                    It usually takes 15 days to decide on a France visa application in Canada. However, it can take up to 45 days, depending on the complexity of the case.

                    The France long-stay visa is usually valid between 3 months and one year.
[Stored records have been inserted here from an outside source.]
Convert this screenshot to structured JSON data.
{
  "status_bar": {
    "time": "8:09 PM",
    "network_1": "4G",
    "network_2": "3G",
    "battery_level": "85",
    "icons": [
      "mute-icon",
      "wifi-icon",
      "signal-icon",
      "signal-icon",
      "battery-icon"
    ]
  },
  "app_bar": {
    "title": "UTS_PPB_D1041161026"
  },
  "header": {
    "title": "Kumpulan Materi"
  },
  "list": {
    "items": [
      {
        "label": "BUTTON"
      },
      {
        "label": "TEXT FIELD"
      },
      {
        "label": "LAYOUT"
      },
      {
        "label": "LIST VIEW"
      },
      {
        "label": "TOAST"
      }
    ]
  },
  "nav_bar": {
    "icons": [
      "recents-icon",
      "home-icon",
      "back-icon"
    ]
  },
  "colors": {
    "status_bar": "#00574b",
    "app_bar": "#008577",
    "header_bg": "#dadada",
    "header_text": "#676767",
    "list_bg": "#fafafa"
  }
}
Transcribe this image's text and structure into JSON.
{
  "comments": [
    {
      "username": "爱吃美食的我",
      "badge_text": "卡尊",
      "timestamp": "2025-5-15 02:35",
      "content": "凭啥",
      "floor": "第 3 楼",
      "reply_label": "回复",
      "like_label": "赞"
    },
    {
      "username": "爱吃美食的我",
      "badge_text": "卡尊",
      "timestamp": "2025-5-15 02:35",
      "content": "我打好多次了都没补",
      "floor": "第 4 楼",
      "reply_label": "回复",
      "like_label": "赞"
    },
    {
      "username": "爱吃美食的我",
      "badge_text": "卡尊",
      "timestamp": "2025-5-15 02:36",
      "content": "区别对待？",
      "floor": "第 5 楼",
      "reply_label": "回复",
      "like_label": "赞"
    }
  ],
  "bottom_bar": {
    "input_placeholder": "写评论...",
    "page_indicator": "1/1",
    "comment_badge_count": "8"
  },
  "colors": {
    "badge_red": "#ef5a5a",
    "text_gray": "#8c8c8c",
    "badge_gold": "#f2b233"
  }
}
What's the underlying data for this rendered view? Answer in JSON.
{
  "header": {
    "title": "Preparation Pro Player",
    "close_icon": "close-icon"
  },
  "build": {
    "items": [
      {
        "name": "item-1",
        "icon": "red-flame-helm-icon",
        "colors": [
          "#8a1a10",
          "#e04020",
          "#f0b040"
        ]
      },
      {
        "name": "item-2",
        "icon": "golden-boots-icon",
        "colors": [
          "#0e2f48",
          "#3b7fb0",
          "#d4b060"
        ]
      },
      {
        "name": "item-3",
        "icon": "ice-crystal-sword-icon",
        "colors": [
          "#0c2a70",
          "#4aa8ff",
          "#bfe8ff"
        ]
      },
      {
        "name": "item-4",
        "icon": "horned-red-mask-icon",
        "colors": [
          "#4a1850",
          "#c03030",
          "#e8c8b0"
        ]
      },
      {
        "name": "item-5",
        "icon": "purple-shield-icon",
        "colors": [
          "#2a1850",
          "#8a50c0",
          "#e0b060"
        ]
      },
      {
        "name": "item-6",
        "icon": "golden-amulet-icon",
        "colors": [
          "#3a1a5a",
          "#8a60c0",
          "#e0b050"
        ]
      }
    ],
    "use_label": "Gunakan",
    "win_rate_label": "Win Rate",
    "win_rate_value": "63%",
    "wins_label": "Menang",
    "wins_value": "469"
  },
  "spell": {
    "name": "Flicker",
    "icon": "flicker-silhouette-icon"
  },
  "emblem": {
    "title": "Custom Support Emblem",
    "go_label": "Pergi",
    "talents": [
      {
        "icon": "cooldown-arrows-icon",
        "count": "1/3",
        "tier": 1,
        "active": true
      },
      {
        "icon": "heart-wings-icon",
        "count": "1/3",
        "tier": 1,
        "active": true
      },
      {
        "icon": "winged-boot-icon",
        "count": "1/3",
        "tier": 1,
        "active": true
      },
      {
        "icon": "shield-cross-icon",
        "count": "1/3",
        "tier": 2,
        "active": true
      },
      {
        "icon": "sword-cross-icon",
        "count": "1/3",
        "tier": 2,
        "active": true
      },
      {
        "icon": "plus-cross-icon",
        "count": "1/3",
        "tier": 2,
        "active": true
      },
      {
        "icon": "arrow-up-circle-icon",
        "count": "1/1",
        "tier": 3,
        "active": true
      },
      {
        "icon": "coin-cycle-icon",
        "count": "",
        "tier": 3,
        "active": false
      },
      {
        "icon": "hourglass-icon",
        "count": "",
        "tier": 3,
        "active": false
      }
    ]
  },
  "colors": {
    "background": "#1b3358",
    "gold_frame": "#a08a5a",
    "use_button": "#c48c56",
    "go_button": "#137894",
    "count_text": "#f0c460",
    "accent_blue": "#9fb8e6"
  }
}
                    You might face immediate deportation, fines, or an outright ban from entering the country in the future.